John Wean come with a misleading name (they’re a four piece, none of whom are called John), comparisons to The View and recommendations from the likes of Fearne Cotton, but let’s not hold all that against them, as M.A.P. (it stands for Morning After Pill, apparently) is a rather refreshing blast of youthful noise, that I’m probably too old to be listening to.
Think the scuzzy, jangliness of Arctic Monkeys at the height of their popularity, played on fast-forward, slightly at the expense of comprehensibility when it comes to the wittily gritty lyrics, and you’re pretty much there. 7/10
On the subject of comparisons, Post War Years’ previous appearance in The Singles Bar saw the name of The Human League being thrown about a bit (which is a very good thing, in case you were wondering). However, while Joe expressed concerns then that they really weren’t bringing anything new to the party, I’m a bit more disappointed to find that they are on their latest release, as its various bleeps and bloops are far more New Rave than New Romantic. It’s perfectly fine, if a bit unmemorable, but by going for something a bit more up-to-date, they’ve oddly ended up sounding a bit less current. 6/10

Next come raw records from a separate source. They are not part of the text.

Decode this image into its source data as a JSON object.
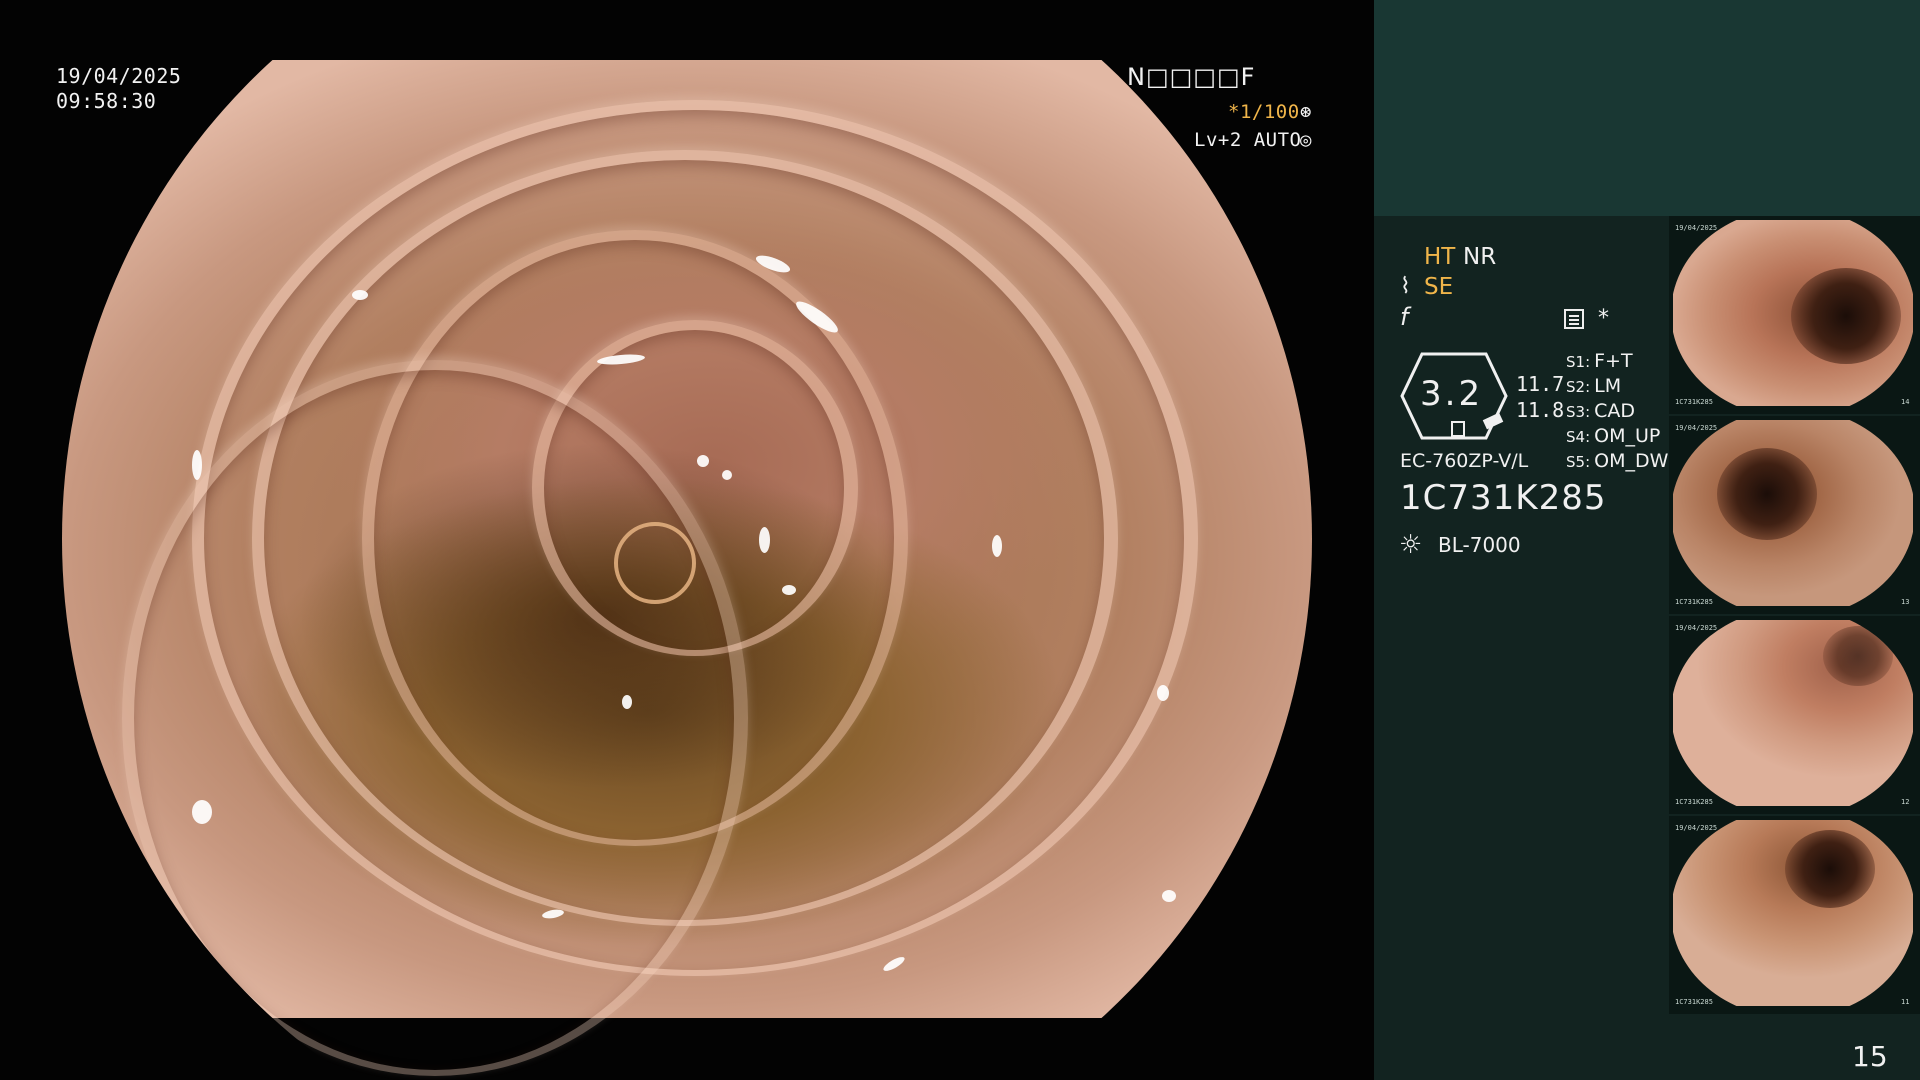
{
  "overlay": {
    "date": "19/04/2025",
    "time": "09:58:30",
    "patient_code": "N□□□□F",
    "shutter": "*1/100",
    "shutter_icon": "aperture-icon",
    "level": "Lv+2 AUTO",
    "auto_icon": "iris-icon"
  },
  "panel": {
    "ht": "HT",
    "nr": "NR",
    "se": "SE",
    "se_icon": "enhance-icon",
    "f_icon": "freeze-icon",
    "mode_icon": "menu-icon",
    "asterisk": "*",
    "hex_value": "3.2",
    "value_1": "11.7",
    "value_2": "11.8",
    "switches": [
      {
        "key": "S1:",
        "value": "F+T"
      },
      {
        "key": "S2:",
        "value": "LM"
      },
      {
        "key": "S3:",
        "value": "CAD"
      },
      {
        "key": "S4:",
        "value": "OM_UP"
      },
      {
        "key": "S5:",
        "value": "OM_DW"
      }
    ],
    "scope_model": "EC-760ZP-V/L",
    "serial": "1C731K285",
    "light_source": "BL-7000",
    "light_icon": "light-icon",
    "page_number": "15"
  },
  "colors": {
    "accent": "#f0b54a",
    "panel_bg": "#122320",
    "panel_top": "#193733",
    "background": "#030303"
  },
  "thumbnails": [
    {
      "code": "1C731K285",
      "index": "14"
    },
    {
      "code": "1C731K285",
      "index": "13"
    },
    {
      "code": "1C731K285",
      "index": "12"
    },
    {
      "code": "1C731K285",
      "index": "11"
    }
  ]
}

I’m a bit surprised to find that Wave Machines are still going. Not that I mean that in an unpleasant way (unlike, say, The Twang, who also have a new single out today despite an overwhelming lack of demand - unsurprisingly, it’s an unlistenable load of old shit), but rather that I admire their perseverance for carrying on despite their always the bridesmaid/never the bride/perennial support act status.
Despite a new found confident funkiness – I think they listened to a lot of Prince over the several years since the release of their first album – I’m not sure Ill Fit will do much to change matters, unfortunately, as it seems to have come at the expense of their ability to come up with a breezily melancholic melody. 6/10
Beauty And A Beat contains a lot that’s wrong about pop music today – autotune, ‘dubstep’ breakdowns, and, arguably, a shoehorned-in verse from Nicki Minaj - and comes with a found-footage gimmick of a video which makes precisely no sense, but thanks to keeping those factors to a minimum, and the general professionalism of the Biebs, it actually works. Still, in the unlikely event that I get invited to one of Justin's soirees, I think I might decline – sure, the waterpark-based fun and games in the video look like suitably wholesome good time (although how they managed to get away with the choreographed dance routine in the shallow end without incurring the wrath of the life guard on duty I don’t know), but I fear when he mentions partying “like it’s 3012” (kudos to the writers for being considerably more forward thinking than Prince and future proofing the song’s radio-friendliness) he means ‘hanging out in a post-apocalyptic wasteland, fighting to death over the last scraps of canned food’. 7/10
A week might be a long time in the go-go world of singles reviewing, but I’m still a bit annoyed with Shinies and their self-indulgent nostalgic naval gazing. Perhaps this will serve as a reminder that the nineties weren’t all that, as it was the time when Robbie Williams stood unchallenged as the nation’s biggest pop star.
As what must be his third ‘comeback’ (at least) by now, Candy contains pretty much all of the elements that made him so staggeringly successful to begin with. In other words, it sounds like an obnoxiously chipper, slightly reggae (in the UB40 sense of the word) take on Stand By Me, with rhyming couplets so astoundingly awful that attempting to make any sense out of them could result in a brain tumour. 1/10
On that unsavoury note, that’s it for my two week stint managing The Singles Bar. I’ve never been very good at goodbyes, so let’s just leave it at "Why not offer your thoughts in the Disqus box below?".